Thandeka’s poem that we heard earlier reminds us that, to renew our lives, we first come to terms with what is. We turn to “the world, the streets of the city,” with all of its forms of alienation and pain. We see the holy glimmering within the human beings we encounter, even with the “rage and pain in the faces that turn from me / afraid of their own inner worlds.” Thandeka goes on:
This common world I love anew,
as the life blood of generations
who refused to surrender their humanity
in an inhumane world,
courses through my veins.
From within this world
my despair is transformed to hope
and I begin anew
the legacy of caring.

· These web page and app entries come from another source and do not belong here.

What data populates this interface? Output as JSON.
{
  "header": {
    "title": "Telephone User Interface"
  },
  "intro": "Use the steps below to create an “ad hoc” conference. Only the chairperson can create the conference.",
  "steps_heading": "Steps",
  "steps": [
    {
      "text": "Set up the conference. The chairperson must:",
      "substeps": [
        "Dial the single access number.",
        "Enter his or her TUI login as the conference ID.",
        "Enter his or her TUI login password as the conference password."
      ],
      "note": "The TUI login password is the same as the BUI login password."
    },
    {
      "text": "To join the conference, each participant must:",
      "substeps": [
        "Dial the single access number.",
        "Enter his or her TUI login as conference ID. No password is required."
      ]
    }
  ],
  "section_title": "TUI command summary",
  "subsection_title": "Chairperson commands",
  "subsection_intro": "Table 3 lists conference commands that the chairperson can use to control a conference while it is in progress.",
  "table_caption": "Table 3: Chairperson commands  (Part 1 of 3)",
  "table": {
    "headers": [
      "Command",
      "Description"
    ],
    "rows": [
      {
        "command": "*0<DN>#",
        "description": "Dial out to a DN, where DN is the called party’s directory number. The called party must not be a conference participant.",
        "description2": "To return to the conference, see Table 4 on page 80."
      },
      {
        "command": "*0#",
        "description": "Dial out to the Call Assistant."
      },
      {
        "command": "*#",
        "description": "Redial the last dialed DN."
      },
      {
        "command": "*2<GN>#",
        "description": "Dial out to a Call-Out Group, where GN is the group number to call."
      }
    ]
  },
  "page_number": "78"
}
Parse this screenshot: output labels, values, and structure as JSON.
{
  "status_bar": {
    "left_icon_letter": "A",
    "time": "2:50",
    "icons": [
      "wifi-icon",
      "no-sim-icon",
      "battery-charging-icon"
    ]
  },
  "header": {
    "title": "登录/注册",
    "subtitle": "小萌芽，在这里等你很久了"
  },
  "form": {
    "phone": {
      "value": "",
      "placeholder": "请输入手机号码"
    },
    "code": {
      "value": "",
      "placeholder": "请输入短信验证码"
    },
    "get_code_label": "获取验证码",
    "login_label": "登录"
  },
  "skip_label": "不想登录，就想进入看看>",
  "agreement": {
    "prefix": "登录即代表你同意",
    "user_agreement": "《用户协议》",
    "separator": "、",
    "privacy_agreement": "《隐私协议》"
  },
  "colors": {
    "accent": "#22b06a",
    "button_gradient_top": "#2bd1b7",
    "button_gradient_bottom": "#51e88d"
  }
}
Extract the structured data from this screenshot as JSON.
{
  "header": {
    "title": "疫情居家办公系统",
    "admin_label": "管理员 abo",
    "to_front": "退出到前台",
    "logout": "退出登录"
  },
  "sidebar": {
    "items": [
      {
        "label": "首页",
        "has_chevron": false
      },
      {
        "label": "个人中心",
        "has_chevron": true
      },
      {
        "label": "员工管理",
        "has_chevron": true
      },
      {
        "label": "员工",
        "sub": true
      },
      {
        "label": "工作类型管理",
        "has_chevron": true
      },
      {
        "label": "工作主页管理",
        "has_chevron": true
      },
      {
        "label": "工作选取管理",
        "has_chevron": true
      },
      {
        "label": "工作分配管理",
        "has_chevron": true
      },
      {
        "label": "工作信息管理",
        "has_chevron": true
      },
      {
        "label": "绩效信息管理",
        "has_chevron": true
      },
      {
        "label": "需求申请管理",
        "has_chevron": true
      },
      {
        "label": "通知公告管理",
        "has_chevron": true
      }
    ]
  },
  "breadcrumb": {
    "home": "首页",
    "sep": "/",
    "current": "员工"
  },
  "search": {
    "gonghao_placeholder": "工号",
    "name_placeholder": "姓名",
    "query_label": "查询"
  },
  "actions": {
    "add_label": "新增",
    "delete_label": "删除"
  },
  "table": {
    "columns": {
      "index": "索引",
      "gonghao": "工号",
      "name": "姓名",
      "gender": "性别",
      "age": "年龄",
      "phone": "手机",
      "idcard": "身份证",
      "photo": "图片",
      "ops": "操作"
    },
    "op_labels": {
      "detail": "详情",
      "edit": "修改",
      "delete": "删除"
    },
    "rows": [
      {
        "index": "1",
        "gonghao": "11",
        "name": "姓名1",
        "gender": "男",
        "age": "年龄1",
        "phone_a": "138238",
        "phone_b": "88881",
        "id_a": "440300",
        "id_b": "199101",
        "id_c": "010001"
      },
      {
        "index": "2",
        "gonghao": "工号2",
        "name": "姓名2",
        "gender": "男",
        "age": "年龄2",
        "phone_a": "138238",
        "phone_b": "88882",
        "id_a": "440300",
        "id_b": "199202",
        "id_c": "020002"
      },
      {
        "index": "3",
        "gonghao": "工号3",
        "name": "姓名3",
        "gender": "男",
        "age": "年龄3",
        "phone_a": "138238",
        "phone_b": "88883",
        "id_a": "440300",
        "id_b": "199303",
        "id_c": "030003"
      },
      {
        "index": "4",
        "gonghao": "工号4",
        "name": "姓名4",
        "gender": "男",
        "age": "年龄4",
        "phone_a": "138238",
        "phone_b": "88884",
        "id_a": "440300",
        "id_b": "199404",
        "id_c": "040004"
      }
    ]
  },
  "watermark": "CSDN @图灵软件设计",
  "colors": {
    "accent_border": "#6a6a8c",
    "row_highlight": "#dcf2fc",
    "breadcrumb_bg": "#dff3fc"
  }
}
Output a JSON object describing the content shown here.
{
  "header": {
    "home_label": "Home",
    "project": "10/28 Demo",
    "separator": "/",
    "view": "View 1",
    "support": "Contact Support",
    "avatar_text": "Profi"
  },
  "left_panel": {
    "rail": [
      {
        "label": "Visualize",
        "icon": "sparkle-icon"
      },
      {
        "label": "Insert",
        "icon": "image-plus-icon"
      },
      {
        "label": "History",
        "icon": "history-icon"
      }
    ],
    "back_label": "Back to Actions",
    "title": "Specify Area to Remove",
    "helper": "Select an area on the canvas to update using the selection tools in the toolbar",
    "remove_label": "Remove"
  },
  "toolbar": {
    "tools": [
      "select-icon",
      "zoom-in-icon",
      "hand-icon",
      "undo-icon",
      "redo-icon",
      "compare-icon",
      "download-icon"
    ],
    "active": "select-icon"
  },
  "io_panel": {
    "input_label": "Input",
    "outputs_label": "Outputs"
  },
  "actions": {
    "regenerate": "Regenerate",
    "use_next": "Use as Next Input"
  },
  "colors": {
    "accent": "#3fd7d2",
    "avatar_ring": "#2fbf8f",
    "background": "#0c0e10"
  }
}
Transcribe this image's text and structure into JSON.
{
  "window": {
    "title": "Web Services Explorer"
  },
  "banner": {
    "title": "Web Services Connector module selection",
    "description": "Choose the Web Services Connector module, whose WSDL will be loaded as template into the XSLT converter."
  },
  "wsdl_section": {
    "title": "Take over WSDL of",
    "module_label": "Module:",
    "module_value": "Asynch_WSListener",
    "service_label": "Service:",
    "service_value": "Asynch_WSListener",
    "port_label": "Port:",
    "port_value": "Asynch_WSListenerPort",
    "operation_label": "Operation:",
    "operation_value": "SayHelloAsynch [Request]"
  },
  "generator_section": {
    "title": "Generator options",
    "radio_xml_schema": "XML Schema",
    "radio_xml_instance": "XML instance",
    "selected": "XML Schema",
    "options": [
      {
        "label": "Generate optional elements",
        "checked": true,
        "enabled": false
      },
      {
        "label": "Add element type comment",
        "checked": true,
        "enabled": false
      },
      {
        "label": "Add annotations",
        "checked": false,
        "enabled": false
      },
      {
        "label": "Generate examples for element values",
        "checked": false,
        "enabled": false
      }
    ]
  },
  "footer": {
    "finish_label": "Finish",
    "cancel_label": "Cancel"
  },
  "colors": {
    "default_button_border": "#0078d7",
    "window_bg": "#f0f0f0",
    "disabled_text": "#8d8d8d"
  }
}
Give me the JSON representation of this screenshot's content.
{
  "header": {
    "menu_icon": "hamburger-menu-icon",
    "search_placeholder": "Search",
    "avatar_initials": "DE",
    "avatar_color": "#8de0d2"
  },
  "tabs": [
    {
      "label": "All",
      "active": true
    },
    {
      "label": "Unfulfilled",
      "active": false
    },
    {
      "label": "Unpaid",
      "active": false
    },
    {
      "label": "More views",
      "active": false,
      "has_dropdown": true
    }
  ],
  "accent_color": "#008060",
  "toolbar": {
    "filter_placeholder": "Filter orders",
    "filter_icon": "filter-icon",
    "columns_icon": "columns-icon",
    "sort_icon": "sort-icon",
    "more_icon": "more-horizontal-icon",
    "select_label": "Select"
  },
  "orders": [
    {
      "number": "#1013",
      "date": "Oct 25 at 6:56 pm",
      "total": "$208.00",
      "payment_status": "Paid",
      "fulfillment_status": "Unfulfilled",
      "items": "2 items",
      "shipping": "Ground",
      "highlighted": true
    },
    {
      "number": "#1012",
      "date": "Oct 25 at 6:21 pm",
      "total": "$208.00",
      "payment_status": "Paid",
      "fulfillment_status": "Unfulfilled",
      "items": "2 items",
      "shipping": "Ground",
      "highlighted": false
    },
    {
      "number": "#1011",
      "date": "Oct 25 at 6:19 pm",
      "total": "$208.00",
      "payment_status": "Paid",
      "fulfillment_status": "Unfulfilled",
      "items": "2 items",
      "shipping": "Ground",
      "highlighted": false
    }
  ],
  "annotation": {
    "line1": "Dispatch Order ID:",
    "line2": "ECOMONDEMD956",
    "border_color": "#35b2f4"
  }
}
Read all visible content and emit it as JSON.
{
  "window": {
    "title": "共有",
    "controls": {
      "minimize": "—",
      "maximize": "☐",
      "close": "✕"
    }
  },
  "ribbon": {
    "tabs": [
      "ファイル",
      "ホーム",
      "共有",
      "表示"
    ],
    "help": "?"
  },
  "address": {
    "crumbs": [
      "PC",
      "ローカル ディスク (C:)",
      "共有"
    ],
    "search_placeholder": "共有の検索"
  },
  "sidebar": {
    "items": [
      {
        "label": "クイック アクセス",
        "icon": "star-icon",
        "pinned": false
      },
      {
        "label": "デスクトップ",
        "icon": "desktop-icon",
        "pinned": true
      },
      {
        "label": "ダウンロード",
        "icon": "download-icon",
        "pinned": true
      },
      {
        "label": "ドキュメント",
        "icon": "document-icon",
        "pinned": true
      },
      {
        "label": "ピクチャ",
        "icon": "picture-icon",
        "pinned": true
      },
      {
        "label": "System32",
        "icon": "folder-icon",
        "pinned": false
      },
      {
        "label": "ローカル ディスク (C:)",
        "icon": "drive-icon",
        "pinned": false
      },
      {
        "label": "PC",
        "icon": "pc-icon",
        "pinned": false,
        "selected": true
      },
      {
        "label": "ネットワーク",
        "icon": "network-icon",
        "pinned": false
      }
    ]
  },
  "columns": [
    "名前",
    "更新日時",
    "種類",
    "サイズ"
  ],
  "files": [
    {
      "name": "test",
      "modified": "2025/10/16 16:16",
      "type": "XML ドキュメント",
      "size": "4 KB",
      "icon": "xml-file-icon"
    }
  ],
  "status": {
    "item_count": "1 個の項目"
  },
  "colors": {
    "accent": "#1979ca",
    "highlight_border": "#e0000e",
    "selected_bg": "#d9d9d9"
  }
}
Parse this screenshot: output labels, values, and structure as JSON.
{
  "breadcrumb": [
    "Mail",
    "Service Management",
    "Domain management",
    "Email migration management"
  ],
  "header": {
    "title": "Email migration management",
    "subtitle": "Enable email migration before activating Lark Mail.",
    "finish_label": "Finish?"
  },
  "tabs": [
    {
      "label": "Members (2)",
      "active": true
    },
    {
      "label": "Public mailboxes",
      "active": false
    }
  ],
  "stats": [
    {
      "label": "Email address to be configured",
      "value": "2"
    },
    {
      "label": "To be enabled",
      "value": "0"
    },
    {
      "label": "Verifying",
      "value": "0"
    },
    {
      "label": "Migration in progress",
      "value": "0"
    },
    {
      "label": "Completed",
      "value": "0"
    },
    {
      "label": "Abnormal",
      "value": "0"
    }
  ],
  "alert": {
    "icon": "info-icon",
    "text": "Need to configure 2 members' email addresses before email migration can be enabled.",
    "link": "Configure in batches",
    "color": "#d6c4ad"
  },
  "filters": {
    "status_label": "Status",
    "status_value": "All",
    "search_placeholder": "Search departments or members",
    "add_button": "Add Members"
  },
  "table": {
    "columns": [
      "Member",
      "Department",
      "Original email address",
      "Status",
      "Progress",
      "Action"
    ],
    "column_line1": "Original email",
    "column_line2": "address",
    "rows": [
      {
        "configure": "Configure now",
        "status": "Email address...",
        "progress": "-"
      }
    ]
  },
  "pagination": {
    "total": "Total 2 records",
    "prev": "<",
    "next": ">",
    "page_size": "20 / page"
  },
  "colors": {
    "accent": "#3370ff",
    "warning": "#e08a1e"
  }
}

As the poem suggests, our calling here is to refuse to surrender our humanity, which is what we would do if we attempted to ignore the pain of our neighbors or ourselves. We refuse to surrender the humanity of those we encounter in the midst of their suffering. We refuse to surrender the humanity of those who made it possible for us to be here in the face of the unimaginable. There is religious meaning in being fully present, and in following the call to address brokenness in human relationships.
Let me be clear, for some of us, sometimes, brokenness is either something we caused or something that’s part of a system we’re benefiting from at the expense of our beloved neighbors. If one of those things the case, we have a greater responsibility to acknowledge it and address it. Even in the places where the pain just is or where we are in a marginalized group, noticing the pain around us is a necessary step to opening up to our full humanity. We don’t have to dwell on it, we do have to recognize it. We can renew our participation in this river of time; this stream of hope and caring, compassion and healing. Being part of something larger than ourselves, having access to the full range of delight and wonder and pain and sympathy— this is how we are transformed. This is how we help each other get ready to be fully present to whatever comes next.
Sophia Lyon Fahs said, “Life becomes religious whenever we make it so: when some new light is seen, when some deeper appreciation is felt, when some larger outlook is gained, when some nobler purpose is formed, when some task is well done.”
Let us seek out new perspectives by paying attention to the whole range of direct experience, our own and those of our neighbors. Let us appreciate one another, and let us appreciate all of the challenges and gifts that come to us through the legacy of Unitarian Universalism. Let us engage with each other authentically, honestly, and kindly, so that we can offer each other a larger outlook. Let us form noble purposes in making repairs and responding with compassion. There is meaning to be found in the whole world, the uplifting and the difficult, when we place ourselves in the legacy of caring. So be it. Blessed be. Amen.